However, things improved with time: the Range Rover eventually became the Chelsea chariot we all know and, presumably, love. Toyota’s FJ55 had some of its rougher edges smoothed as well. It started life with a three-on-the-tree sans synchronized 1st gear, drum brakes all around and few optional extras, but it gradually gained a fully-synch’ed four-on-the-floor (and an optional autobox), front discs and factory air. But it’s fair to say, looking at this impressively original JDM car, that even late model FJ56s never departed from a rather utilitarian feel, more akin to a Corolla than a Crown.
Engine-wise, Toyota used the 3.9 litre 6-cyl. Type F mill seen in the off-road Land Cruiser since the early ‘50s. This engine, which looks a lot like the Chevrolet Stovebolt Six, was first seen in 1948 on Toyota trucks; 20 years later, by the time it was fitted to the FJ55, its output was 125-130hp.
In January 1975, the engine was updated to the 2F version. The Land Cruiser thus switched to the “FJ56” designation, but strangely that was on the JDM only, though the improved engine was put on export models as well. In Japan, the 2F produced 140hp from its 4230cc (but only 135hp in export models) and gained a reputation for being a superb fit for the Land Cruiser. It was rugged, easy to work on, with enough torque and good will to climb any mountain and ford any stream.
This new engine heralded a series of small changes on the Land Cruiser’s body. This started with the deletion of the front vent windows and bigger turn signals in late 1975, which are strangely absent from our feature car. In 1977 came new wing mirrors and new taillamps, which became vertical and placed much lower than before.

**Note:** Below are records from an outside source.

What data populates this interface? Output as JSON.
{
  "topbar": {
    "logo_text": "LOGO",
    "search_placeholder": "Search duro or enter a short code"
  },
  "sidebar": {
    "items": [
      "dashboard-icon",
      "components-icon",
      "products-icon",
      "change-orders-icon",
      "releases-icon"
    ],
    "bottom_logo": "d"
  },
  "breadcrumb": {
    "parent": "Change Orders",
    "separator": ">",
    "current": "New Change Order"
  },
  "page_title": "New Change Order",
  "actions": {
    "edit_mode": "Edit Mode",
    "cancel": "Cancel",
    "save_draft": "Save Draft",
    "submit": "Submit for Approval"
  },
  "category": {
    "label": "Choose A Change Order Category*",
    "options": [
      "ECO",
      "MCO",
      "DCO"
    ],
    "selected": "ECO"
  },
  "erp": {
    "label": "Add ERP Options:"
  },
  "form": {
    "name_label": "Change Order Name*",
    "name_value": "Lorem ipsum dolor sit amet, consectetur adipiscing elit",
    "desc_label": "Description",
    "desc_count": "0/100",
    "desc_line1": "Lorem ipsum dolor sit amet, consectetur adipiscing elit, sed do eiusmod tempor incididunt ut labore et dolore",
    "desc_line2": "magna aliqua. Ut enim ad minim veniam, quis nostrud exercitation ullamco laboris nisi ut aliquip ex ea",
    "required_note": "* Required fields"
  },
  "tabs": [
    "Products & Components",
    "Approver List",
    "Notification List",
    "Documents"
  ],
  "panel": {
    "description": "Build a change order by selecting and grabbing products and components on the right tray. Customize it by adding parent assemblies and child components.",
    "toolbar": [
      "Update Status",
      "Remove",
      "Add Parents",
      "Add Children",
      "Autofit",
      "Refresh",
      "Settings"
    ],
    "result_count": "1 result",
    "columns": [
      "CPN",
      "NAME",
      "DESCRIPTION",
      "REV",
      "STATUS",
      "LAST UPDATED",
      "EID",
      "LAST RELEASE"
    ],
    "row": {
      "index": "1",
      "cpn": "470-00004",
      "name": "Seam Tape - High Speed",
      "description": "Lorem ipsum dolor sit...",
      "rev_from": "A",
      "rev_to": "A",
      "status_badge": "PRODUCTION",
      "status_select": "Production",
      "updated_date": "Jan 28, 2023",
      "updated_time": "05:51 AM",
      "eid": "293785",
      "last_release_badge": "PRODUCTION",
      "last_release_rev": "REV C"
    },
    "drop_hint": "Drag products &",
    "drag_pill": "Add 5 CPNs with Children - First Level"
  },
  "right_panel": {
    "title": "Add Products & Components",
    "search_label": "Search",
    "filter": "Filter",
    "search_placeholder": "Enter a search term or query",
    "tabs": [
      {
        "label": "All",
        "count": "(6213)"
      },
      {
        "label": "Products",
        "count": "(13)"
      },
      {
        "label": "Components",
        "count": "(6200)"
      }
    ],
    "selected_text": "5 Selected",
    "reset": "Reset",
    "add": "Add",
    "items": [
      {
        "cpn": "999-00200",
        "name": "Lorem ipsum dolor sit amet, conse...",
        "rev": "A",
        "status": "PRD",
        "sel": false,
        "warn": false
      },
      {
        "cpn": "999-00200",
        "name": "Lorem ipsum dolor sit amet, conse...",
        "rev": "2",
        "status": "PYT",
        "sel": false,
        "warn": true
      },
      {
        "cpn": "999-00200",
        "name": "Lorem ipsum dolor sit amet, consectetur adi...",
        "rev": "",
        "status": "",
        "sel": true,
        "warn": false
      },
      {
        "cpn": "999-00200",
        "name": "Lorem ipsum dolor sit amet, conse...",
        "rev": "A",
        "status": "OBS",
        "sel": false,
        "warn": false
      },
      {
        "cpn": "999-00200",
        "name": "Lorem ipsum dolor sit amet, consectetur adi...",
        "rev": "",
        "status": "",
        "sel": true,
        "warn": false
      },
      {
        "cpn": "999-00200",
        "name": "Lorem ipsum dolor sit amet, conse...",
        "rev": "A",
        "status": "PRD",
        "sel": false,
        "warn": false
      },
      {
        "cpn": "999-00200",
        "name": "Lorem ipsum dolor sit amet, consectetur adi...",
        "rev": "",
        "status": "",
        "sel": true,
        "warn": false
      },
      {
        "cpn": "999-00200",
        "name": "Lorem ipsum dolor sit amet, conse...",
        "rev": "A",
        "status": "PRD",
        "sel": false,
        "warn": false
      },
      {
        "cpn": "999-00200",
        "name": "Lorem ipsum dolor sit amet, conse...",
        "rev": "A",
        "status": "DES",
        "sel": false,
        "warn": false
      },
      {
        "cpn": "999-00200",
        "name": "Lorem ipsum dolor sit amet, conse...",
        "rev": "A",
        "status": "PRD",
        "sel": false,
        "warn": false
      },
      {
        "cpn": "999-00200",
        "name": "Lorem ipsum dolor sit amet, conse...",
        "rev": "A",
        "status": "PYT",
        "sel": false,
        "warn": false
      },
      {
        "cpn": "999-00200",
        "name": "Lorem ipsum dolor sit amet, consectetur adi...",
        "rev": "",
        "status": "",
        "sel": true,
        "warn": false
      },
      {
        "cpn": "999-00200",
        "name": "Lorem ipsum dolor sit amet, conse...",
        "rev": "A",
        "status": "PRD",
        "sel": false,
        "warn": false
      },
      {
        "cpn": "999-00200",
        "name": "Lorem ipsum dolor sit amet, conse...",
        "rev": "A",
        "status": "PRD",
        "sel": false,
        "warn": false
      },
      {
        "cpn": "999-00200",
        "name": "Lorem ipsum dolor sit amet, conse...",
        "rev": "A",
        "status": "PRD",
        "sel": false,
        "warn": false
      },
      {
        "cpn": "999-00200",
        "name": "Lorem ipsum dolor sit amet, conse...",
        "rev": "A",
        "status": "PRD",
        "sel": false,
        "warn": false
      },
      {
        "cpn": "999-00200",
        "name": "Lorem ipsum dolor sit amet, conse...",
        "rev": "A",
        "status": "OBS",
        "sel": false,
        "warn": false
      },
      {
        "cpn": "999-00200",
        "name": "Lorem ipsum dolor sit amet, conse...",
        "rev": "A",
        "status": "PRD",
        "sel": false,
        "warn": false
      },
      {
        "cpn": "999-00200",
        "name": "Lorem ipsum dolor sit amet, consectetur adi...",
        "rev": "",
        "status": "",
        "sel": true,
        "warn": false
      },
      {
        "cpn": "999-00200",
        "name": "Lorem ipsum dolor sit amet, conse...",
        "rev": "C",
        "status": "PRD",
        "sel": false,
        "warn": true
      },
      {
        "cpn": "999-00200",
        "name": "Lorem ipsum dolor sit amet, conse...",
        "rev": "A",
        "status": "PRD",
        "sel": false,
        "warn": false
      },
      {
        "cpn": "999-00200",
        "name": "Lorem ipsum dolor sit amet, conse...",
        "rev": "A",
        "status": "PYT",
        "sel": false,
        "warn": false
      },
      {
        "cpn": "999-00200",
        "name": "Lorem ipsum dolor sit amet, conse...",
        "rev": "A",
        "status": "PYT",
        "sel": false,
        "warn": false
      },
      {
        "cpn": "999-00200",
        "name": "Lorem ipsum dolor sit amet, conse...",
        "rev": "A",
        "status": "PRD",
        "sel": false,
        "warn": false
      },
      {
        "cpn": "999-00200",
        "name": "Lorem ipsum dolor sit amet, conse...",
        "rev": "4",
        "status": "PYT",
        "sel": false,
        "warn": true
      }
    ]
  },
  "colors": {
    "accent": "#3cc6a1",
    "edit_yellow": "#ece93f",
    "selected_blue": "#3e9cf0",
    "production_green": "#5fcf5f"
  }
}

Pity about that last change – the original taillamp design had a bit of a Studebaker feel to it, whereas those newer ones look more anonymous. The last visible change were the windshield wipers, which went all black in 1979. Since our feature car doesn’t have those, I make it a ’78.
Another plus point for the Toyota was that it offered two tailgates: one was a pickup-like bottom-hinged affair with an electric window and the other, as seen on the car I found, was a set of van-like double doors. Either design works, but the latter is better suited to carrying extra passengers in the rear, as some Land Cruisers were fitted with two sideways seats in the cargo space, much like the long wheelbase Land Rover wagons. The Toyota has a slightly smaller wheelbase than the LWB Landie (270cm vs. 277cm, respectively), but space utilization is far superior in the Japanese car than in the older British one.
Other than that front end, the only strange thing about this Series 50 Land Cruiser is that I found one at all. These things were mechanically bulletproof, but rusted pretty badly and survivors are not all that common. They were not really meant for the JDM: in Japan, the FJ55/56 was too big to have much impact on private sales, though a number of government operators (including many fire departments) found these to fit their needs. It was in the same displacement and size category as the Toyota Century, but with considerably less snob appeal. There was no Diesel option and fuel consumption was pretty high, which did not help matters.
These were clearly designed with the US market in mind, and that is where many of them went, along with a few others, such as Australia, the Middle-East and Africa. Toyota made decent enough business with them, I suppose. The last FJ56 was put together in July 1980. Not sure how many they sold, but it was enough to encourage them to design a new generation, the series 60, which became a worldwide hit.
Of course, esthetics are eminently subjective, but the FJ55/56 did not earn its “Iron Pig” nickname by accident. These are the looks only a mother could love – or sport. In the proto-SUV family, the Wagoneer was the big daddy, the Range Rover was the kooky auntie and our Land Cruiser was the matronly materfamilias. She was the one you could depend on, got you home no matter what and never went to pieces on you. She just was not very good at applying makeup or at wearing a cocktail dress.